By Lesley Parilla, Field Book Project
Aviation has had significant effects on the nature of field work. It has changed not only how the collectors get to a site, but also how they see and collected, resulting in wide-ranging consequences.
By the mid-twentieth century, commercial aviation was dramatically changing the speed of travel; collectors, up to that time, would commonly travel long distances via train or boat. With commercial aviation, a weeklong boat trip to Africa became a multi-hour long flight. During the 1960’s when commercial air travel became more widespread, there was an influx of major surveys by Smithsonian departments involving large numbers of staff that would have proven far more logistically complicated prior to commercial aviation. The speed and ease of commercial air travel meant collectors could spend significantly less time getting to their sites and more time on-site. With the time they saved, collectors could spend longer at one location or visit additional ones.
The advent of planes also affected collecting by changing collectors’ perspectives. Collectors could see the environments they studied from an entirely new vantage, hundreds or thousands of feet in the air. Some scientists even took it a step further and used aviation as a way to collect the specimens. Perry A. Glick, an entomologist with the US Department of Agriculture’s Agricultural Research Service, used nets that attached to planes, enabling insect collecting in air to study the altitudinal distribution of insects. He produced several publications about this during the 1950’s and 1960’s.
By the 1940’s, there are examples of scientists attempting to integrate the aviation into their field work observations and collecting. Some of these attempts proved less than successful, while others helped demonstrate aviation’s value to field work. I found a reference to an unsuccessful attempt with a helicopter in a journal of C. O. Handley, Jr. Judging from the results, I am assuming they did not try it again.
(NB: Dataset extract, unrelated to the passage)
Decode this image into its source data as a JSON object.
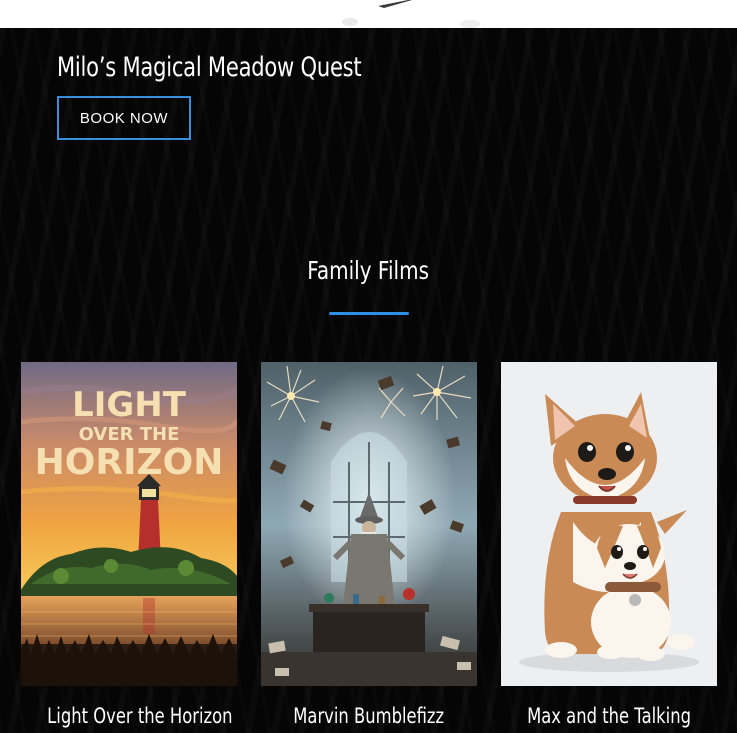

[Thule, Greenland, 1948] The way it turned out he flew in the helicopter instead and spent the afternoon trying to fish from that. On the water, with its rotors off, the plane blows about like a kite even in a small breeze. Thus no matter where they would land, they would soon drift in to the beach. Another disadvantage was that when the helicopter starts on the water after its rotor has been dead, the whole thing spins with the rotor until the latter attains sufficient speed to stabilize the plane.
Though the helicopter proved less than useful over water, it yielded results over land. The journal includes hand drawn maps that indicate that survey results were successful, as seen in recorded observation taken via helicopter and on foot.
A more successful example of aerial observations is the work of F. Raymond Fosberg, (discussed in the February 24, 2012 article by Emily Hunter), who recognized the benefits of aerial observations alongside ground observations for his field of botany. Several of his field books include extended aerial observations of sites where he collected botanical specimens. Fosberg even published articles promoting the use of aerial photographs for surveying and studying botanical distribution. He proposed using military aerial photographs (that were taken during World War II) for this purpose. I have not been able to determine whether his hopes for these photographs came to fruition, but there are now a considerable number of examples of aerial photography being used for this type of botanical study.
Botany was not the only other field to make use of aviation. Harry S. Ladd used aerial observations in his field of paleontology and geology. Field notes document his observations via helicopter, noting the shape and character of reefs in Fiji, as seen below in a journal excerpt.
May 7, 1968 Tues - By Hill helicopter from Heron Id to Gladstone [Fiji]. Flying over reefs confirms impressions obtained on ground – i.e. if lee reefs and lagoons. Reefs appear to be more saw-toothed on lee than on windward. No suggestion of lithothamnion(?) ridge to windward – only what looks like a low marinol bulge (of debris?). Lagoon of Wistari(?) appears to have small ring-like structure-comparable to that seen yesterday in Heron lagoon plus irregular.
Since the 1960’s, the use of aviation and aerial photographs has spun off in a myriad of directions. Aircraft and aerial photographs are now used for monitoring and management wildlife habitat, locating and analyzing archaeological sites, and studying plant ecology. Scientists and even the National Park Service are beginning to utilize unmanned aerial vehicles.
All of the forms of transportation discussed in our transportation series have helped shape the research recorded by the field notes we document. Sometimes they present challenges to the collectors, sometimes a new advantage or perspective. For me, it demonstrates the flexibility and ingenuity of our collectors to see and to use opportunities as they present themselves. Field work often seems to be journey of the unexpected; I can’t wait to see what comes next.